Most Zika transmission takes place this way: human-mosquito-human. (The exception is sexual transmission; more on that later.) That makes the virus far more controllable than something like West Nile, health experts say, because West Nile transmission is mosquito-bird-mosquito-human.

We have no control over where birds fly, but people who have been diagnosed with Zika can be instructed to avoid getting bitten by a mosquito so the virus doesn’t spread.

The small flight range means you can reduce your chance of getting bitten at home by Zika-bearing species of mosquitoes by a few maintenance steps for your house and neighborhood.

You – or better yet, another family member – can do a weekly check of your property to eliminate all standing water, where the Zika-type mosquitoes lay eggs. That means flower pots, corrugated rainwater pipes, puddles on grill covers, and the classic old tire.

2. Be the neighborhood busybody

Fonseca even suggests talking with your neighbors about standing water on their properties as well.

Even if your neighbor is insistent on keeping her bird bath full of water, changing out the water every 7 days will thwart the breeding cycle, according to Fonseca.

3. Embrace air-conditioning 

Another quick fix is to make the inside of your house a mosquito-free environment by fixing any holes in screens (naturally) and by making use of air conditioning.

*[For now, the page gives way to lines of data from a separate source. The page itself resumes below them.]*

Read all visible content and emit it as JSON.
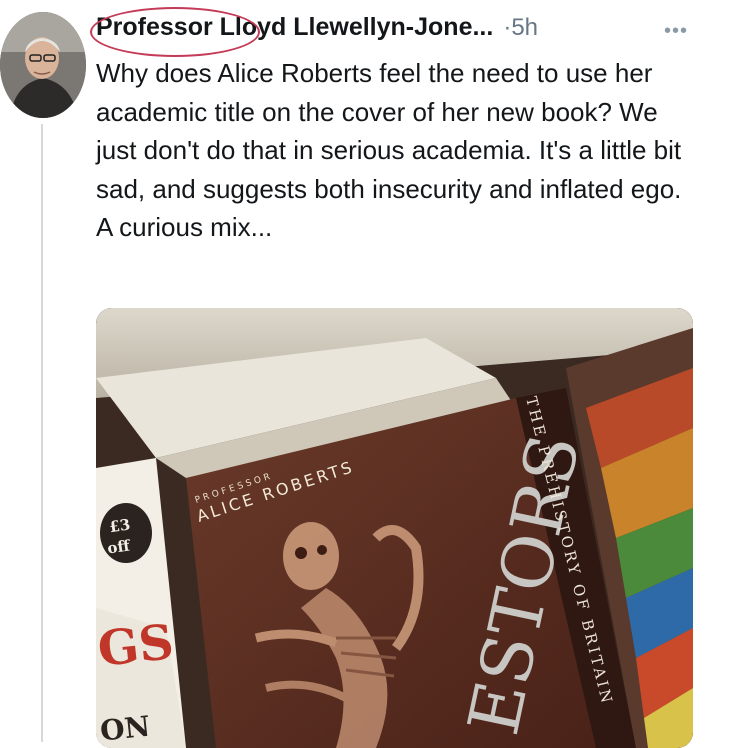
{
  "tweet": {
    "author_name": "Professor Lloyd Llewellyn-Jone...",
    "time": "·5h",
    "more_icon": "more-horizontal-icon",
    "text": "Why does Alice Roberts feel the need to use her academic title on the cover of her new book? We just don't do that in serious academia. It's a little bit sad, and suggests both insecurity and inflated ego. A curious mix...",
    "highlight_color": "#c43a57"
  },
  "photo": {
    "price_sticker": [
      "£3",
      "off"
    ],
    "left_book_letters": "GS",
    "left_book_letters_2": "ON",
    "cover_kicker": "PROFESSOR",
    "cover_author": "ALICE ROBERTS",
    "cover_title_fragment": "ESTORS",
    "spine_text": "THE PREHISTORY OF BRITAIN"
  }
}
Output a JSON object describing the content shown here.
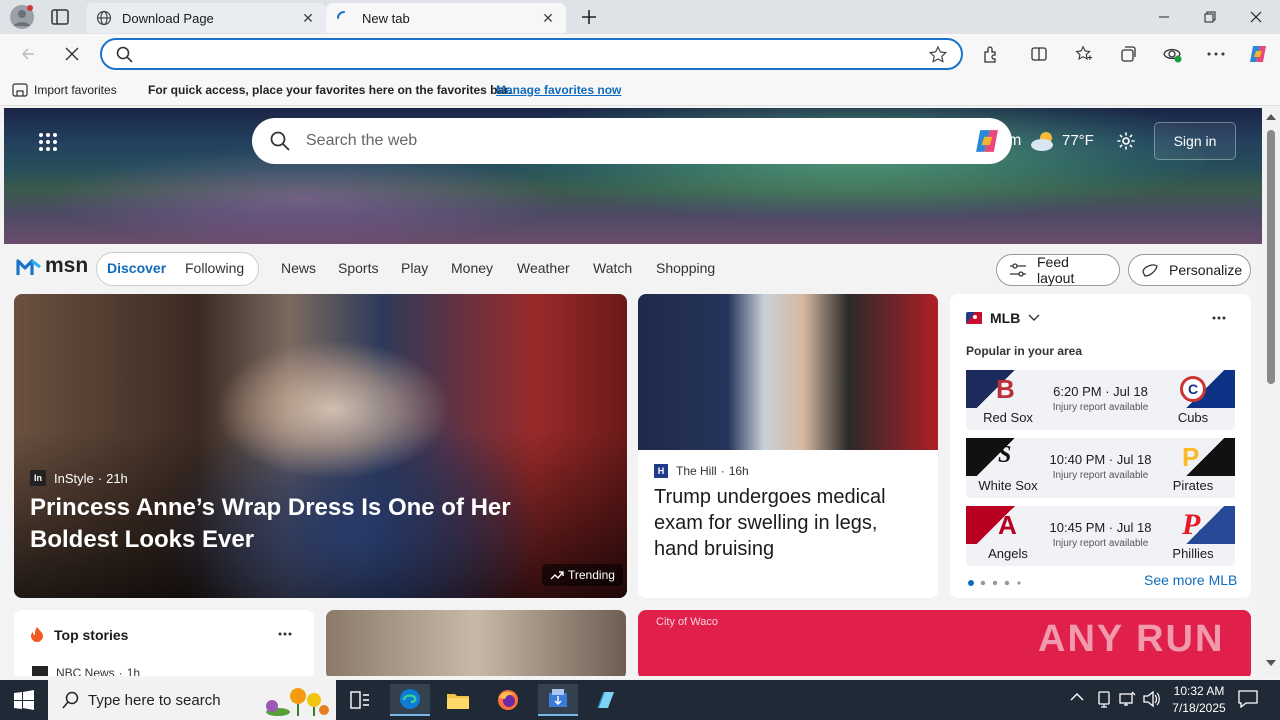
{
  "tabs": [
    {
      "title": "Download Page",
      "close": "✕"
    },
    {
      "title": "New tab",
      "close": "✕"
    }
  ],
  "favorites_bar": {
    "import_label": "Import favorites",
    "message": "For quick access, place your favorites here on the favorites bar.",
    "manage_link": "Manage favorites now"
  },
  "msn": {
    "search_placeholder": "Search the web",
    "weather_partial": "m",
    "temperature": "77°F",
    "sign_in": "Sign in",
    "logo": "msn",
    "pills": [
      "Discover",
      "Following"
    ],
    "nav_items": [
      "News",
      "Sports",
      "Play",
      "Money",
      "Weather",
      "Watch",
      "Shopping"
    ],
    "feed_layout": "Feed layout",
    "personalize": "Personalize"
  },
  "main_story": {
    "source": "InStyle",
    "source_abbr": "In",
    "age": "21h",
    "headline": "Princess Anne’s Wrap Dress Is One of Her Boldest Looks Ever",
    "badge": "Trending"
  },
  "second_story": {
    "source": "The Hill",
    "source_abbr": "H",
    "age": "16h",
    "headline": "Trump undergoes medical exam for swelling in legs, hand bruising"
  },
  "mlb": {
    "league": "MLB",
    "subtitle": "Popular in your area",
    "see_more": "See more MLB",
    "games": [
      {
        "time": "6:20 PM · Jul 18",
        "note": "Injury report available",
        "away": "Red Sox",
        "home": "Cubs",
        "away_color": "#1d2b5c",
        "home_color": "#0e3386",
        "away_logo": "B",
        "home_logo": "C"
      },
      {
        "time": "10:40 PM · Jul 18",
        "note": "Injury report available",
        "away": "White Sox",
        "home": "Pirates",
        "away_color": "#111111",
        "home_color": "#111111",
        "away_logo": "S",
        "home_logo": "P"
      },
      {
        "time": "10:45 PM · Jul 18",
        "note": "Injury report available",
        "away": "Angels",
        "home": "Phillies",
        "away_color": "#ba0021",
        "home_color": "#284898",
        "away_logo": "A",
        "home_logo": "P"
      }
    ]
  },
  "top_stories": {
    "title": "Top stories",
    "first_source": "NBC News",
    "first_age": "1h"
  },
  "row2_caption": "City of Waco",
  "watermark": "ANY RUN",
  "taskbar": {
    "search_placeholder": "Type here to search",
    "time": "10:32 AM",
    "date": "7/18/2025"
  },
  "colors": {
    "accent": "#1a73c9",
    "msn_blue": "#0f6cbd",
    "taskbar": "#1f2a36"
  }
}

Good ol’ AC makes the air too dry for mosquitoes, so even if one gets into your house or apartment, it isn’t going to survive for long.

4. Make some informed decisions about chemicals

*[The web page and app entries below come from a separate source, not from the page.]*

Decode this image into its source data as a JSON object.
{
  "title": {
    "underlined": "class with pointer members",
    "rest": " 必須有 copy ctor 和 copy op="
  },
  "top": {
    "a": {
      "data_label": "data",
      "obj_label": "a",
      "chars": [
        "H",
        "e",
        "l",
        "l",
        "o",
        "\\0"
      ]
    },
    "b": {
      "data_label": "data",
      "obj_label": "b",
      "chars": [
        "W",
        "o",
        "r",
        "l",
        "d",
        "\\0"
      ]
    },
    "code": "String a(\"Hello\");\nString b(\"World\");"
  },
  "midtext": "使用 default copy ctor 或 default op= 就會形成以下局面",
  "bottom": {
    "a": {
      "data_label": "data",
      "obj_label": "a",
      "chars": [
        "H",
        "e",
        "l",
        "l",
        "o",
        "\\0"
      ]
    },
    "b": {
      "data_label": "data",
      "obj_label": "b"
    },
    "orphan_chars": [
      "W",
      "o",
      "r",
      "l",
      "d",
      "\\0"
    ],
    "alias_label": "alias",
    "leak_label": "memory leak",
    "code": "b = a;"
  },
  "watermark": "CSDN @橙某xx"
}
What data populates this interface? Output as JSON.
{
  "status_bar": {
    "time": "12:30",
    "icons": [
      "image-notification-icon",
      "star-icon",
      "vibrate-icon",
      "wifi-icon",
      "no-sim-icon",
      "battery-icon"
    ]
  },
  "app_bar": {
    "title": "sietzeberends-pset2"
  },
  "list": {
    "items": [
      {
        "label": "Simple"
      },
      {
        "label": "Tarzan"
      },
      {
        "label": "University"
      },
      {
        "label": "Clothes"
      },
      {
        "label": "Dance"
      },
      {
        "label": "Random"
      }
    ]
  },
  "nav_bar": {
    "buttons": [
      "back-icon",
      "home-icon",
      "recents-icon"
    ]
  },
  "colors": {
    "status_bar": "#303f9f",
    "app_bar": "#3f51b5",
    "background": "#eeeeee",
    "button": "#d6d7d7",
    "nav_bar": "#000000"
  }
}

Using mosquito repellant is an obvious strategy – but one that causes angst among those pregnant women who want to shun strong chemicals during their pregnancy.

The problem with using insect repellants that don’t rely so heavily on chemicals is that they tend to be less effective, according to tests by Consumer Reports. Their top two products were Sawyer Picaridin and Natrapel 8 Hour, which each contain 20 percent picaridin, and Off! Deepwoods VIII, which contains 25 percent DEET. (They don’t recommend DEET above 25 percent.)

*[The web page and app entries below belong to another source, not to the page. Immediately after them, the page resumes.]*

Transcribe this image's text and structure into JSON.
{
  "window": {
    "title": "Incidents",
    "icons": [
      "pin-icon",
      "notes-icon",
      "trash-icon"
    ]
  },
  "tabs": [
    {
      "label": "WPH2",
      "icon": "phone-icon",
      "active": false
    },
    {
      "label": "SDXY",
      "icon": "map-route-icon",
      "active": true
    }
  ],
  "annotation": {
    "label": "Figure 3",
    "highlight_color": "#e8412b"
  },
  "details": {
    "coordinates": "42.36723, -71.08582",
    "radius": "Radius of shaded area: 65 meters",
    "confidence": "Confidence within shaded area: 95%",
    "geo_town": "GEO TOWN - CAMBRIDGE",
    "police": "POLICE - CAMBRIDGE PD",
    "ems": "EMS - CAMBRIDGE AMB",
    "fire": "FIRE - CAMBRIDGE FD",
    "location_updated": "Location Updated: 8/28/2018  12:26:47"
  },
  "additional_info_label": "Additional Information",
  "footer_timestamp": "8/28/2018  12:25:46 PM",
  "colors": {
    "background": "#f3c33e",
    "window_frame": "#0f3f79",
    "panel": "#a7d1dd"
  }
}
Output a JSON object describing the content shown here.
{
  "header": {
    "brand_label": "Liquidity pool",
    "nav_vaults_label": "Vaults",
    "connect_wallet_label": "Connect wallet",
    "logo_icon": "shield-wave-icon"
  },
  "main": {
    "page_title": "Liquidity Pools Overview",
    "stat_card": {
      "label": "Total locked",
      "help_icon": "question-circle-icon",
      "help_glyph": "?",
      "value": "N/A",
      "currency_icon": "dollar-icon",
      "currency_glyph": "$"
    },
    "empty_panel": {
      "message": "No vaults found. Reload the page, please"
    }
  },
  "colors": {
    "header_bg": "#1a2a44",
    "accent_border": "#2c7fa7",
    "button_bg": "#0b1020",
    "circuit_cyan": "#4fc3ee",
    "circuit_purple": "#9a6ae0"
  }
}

While it found some brands using Oil of Lemon Eucalyptus to be effective, that oil should not be used on children under the age of three, so a pregnant woman with small children would need to use something else for them.

For what it’s worth, the Environmental Protection Agency has no special precautions for use of any registered product by pregnant or lactating women.

5. Don’t want to spray yourself? Spray your clothing instead

For pregnant women who need to spend some time outdoors, one additional strategy would be to wear a long-sleeved shirt and pants treated with permethrin, the chemical used to destroy head lice.

The EPA website says of the chemical, “Based on our review of scientific studies, there is no evidence of reproductive or developmental effects to mother or child following exposure to permethrin.”

Pre-treated clothing is available for purchase, as is spray for a do-it-yourself project.

Don’t forget safe sex

If your partner has recently traveled to one of the many countries of South or Central America, including the Caribbean, where local transmission of Zika has taken place, he should continue to use a condom upon returning home.

That guideline applies even if he hasn’t felt sick, as the Zika virus causes noticeable symptoms in only one out of every five people it infects. That precaution should continue throughout the pregnancy, the CDC recommends.

Photo by EPA/Zoltan Balogh.